So considering Sri Lankas population's like squeezing Australias total population into Tasmania.........mind boggling!

Speaking of populations, we've arrived in Embilipitiya and one of the less populated places on our itinerary.  We come seeking elephants and UdaWalawe National Park comes highly recommended.
Pavana Resort provides comfortable accommodation and arranges our safari requirements.

Rain is bucketing down and we're initially feeling a little disappointed that our elephant experience may be a non-event.  But far from being a wash out, no sooner have we entered the national park than elephants are emerging from the scrubby country and wallowing in the newly created puddles and mud baths.

Someone loves her elephants.
Despite the inclement weather, Embilipitiya and UdaWalawe national park turns out to be our best ever elephant experience.

After 14 days with our ol' mate, Lucky has to return to his family in Negombo whilst we choose to continue on our travels independantly by local bus and tuk tuk.  This happy chappy has been a real find and added so much value to our Sri Lanka experience.

Chris & Robyn share a final joke with Lucky

We've been on the road for a couple of weeks, covered about 1300 kilometres, ticked most of the items off our itinerary list so now as we emerge on the south coast it's time to engage an extra low gear and slip into super-relax mode (if that's possible).  Staying at the Octopus Garden House we are waited on hand and foot by the the lovely housekeeper, Concy.
The lovely Concy invites the "2 Madams" to Easter Sunday church
Tangalle markets
Easy riders touring the south coast Sri Lanka
Bus travel between Tangalle and Matara
Relaxing after surviving the motorcycling and buses.
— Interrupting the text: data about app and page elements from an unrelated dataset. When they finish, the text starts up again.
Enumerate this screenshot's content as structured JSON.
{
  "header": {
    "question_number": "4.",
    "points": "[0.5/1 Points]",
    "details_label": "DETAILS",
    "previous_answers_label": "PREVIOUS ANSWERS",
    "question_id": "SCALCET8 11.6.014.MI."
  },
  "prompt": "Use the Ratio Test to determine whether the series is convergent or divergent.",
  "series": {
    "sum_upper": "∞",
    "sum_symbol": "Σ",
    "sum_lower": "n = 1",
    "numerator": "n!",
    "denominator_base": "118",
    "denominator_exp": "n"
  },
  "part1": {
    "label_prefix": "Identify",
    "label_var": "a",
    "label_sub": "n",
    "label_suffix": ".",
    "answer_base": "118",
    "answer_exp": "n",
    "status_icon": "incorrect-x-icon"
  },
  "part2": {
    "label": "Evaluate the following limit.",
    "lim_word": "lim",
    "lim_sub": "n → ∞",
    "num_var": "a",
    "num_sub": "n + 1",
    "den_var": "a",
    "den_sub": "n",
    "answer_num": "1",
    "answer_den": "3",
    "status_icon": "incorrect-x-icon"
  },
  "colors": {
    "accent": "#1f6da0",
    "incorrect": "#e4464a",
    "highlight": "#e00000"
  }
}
During the 1500's the Portuguese sailed upon this tear drop island hanging off the bottom of India and realised the little fishing village of Galle on the south west coast would make an ideal location to establish a trading port in their rapidly expanding spice route empire.   Recognising the great strategic location and finding little resistance, the Dutch moved in and overthrew the original colonials and quickly set about fortifying their newly acquired prime real estate.  
By the 1660's Galle Fort and harbour was already an impressive bastion and threatening deterrent to would-be in interlopers.  During the 1800's the Poms stepped up and flexed their colonial and ocean super power dominance and took control of the region and this magnificent stronghold.  Fortunately the fort and its heritage buildings still stands in all its grandeur.  Galle Fort is now a UNESCO listed site.
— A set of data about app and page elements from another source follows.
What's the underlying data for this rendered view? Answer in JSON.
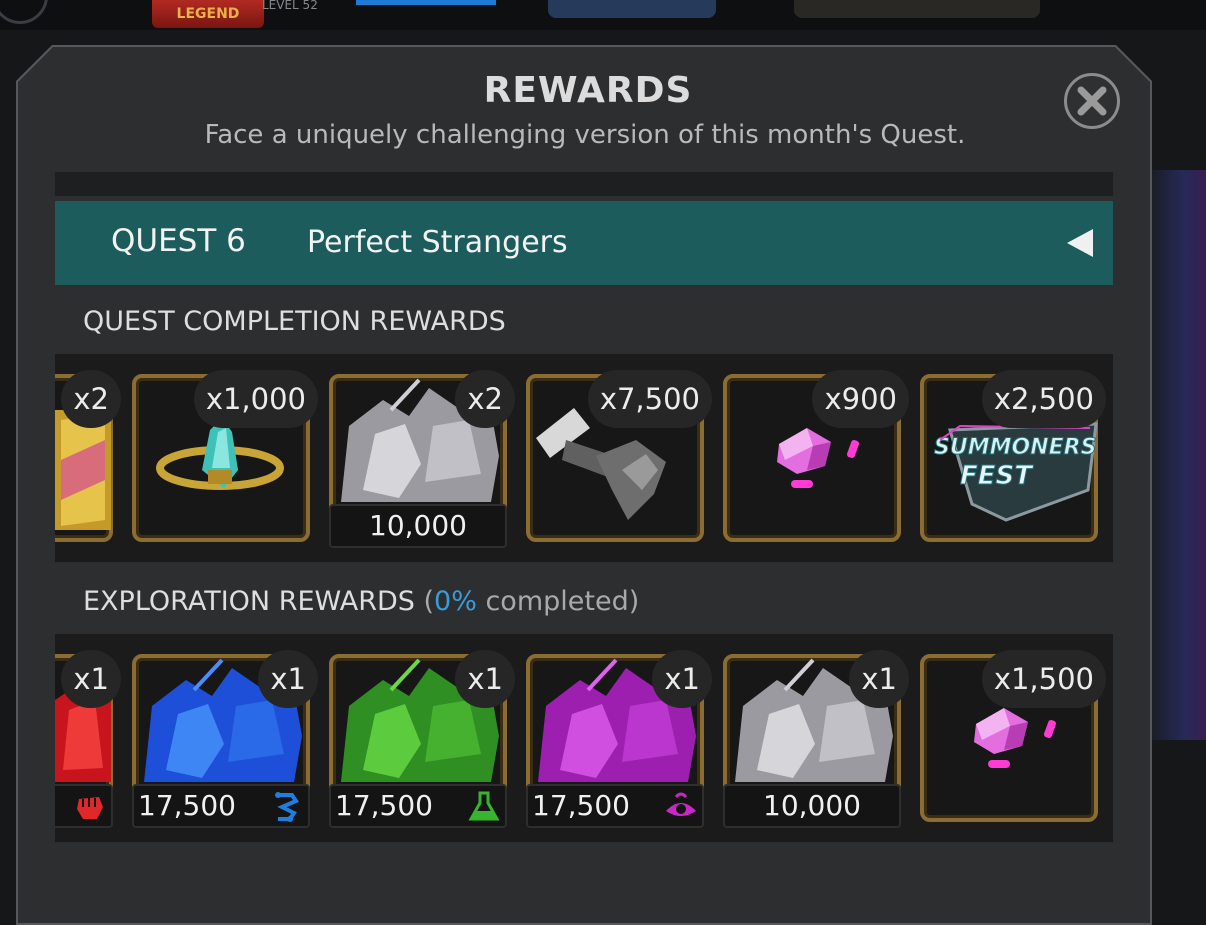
{
  "background": {
    "legend_label": "LEGEND",
    "level_text": "LEVEL 52"
  },
  "modal": {
    "title": "REWARDS",
    "subtitle": "Face a uniquely challenging version of this month's Quest.",
    "close_icon": "close-icon"
  },
  "quest": {
    "number": "QUEST 6",
    "name": "Perfect Strangers",
    "toggle_icon": "collapse-arrow-icon"
  },
  "completion": {
    "label": "QUEST COMPLETION REWARDS",
    "items": [
      {
        "icon": "gold-crystal-icon",
        "count": "x2"
      },
      {
        "icon": "crystal-ring-icon",
        "count": "x1,000"
      },
      {
        "icon": "silver-shard-crystal-icon",
        "count": "x2",
        "value": "10,000"
      },
      {
        "icon": "rank-up-sledgehammer-icon",
        "count": "x7,500"
      },
      {
        "icon": "unit-crystal-icon",
        "count": "x900"
      },
      {
        "icon": "summoners-fest-icon",
        "count": "x2,500",
        "logo_text": "SUMMONERS FEST"
      }
    ]
  },
  "exploration": {
    "label": "EXPLORATION REWARDS",
    "paren_open": " (",
    "percent": "0%",
    "paren_text": " completed)",
    "items": [
      {
        "icon": "red-fist-crystal-icon",
        "count": "x1",
        "class_icon": "mutant-fist-icon",
        "class_color": "#e0272a"
      },
      {
        "icon": "blue-shard-crystal-icon",
        "count": "x1",
        "value": "17,500",
        "class_icon": "tech-icon",
        "class_color": "#1f7fe0"
      },
      {
        "icon": "green-shard-crystal-icon",
        "count": "x1",
        "value": "17,500",
        "class_icon": "science-flask-icon",
        "class_color": "#37b52e"
      },
      {
        "icon": "purple-shard-crystal-icon",
        "count": "x1",
        "value": "17,500",
        "class_icon": "mystic-eye-icon",
        "class_color": "#c928c9"
      },
      {
        "icon": "silver-shard-crystal-icon",
        "count": "x1",
        "value": "10,000"
      },
      {
        "icon": "unit-crystal-icon",
        "count": "x1,500"
      }
    ]
  }
}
Galle Fort (photo courtesy of Mr Google)
Galle Fort
Early morning stroll around the fort ramparts

Local cricket game from our Seagreen Guesthouse
Safe and secure inside the fort walls
Did I mention it's HOT, DAMN HOT!!!
Our stay inside the fort at the Seagreen Guesthouse is first class and an easy stroll through the historic streets, dutch buildings, Galle cricket ground and nearby bus and market area.


After naming the blog a "Taste of Sri Lanka", you'd think I would have mentioned something of the food by this late stage in our travels.  I can only put it down to alzheimers because the food has been truly amazing and memorable.  Daily I've been waking and looking forward to see what special breakfast curries the guesthouse cook has prepared.  Much to my taste buds delight it's usually a fish curry, vegetable curry, dhal, sambal, hoppers, egg hoppers and string hoppers followed by a selection of fresh fruit.  Not surprisingly, we rarely venture out around midday in search of a lunch menu.

Typical Sri Lankan breakfast spread


Packing our possessions into tuk tuks we travel 15 minutes to our final destination of Unawatuna and settle into our absolute beachfront accommodation, Pearlys Dream Cabanas .  
Warm days, cool breezes, swimming in sheltered ocean pools, beachcombing, sunset beach strolls, starry nights and sampling tasty foods at nearby restaurants....Ho Hum.

From the comfort of our beach chairs and without expending too much energy, we spend many hours excitedly watching dozens of turtles feeding on the reef only 20 meters off shore.
Pearlys Dream Cabana

Time for the author to take a well earned break

-Taste of Sri Lanka-
- Do try it -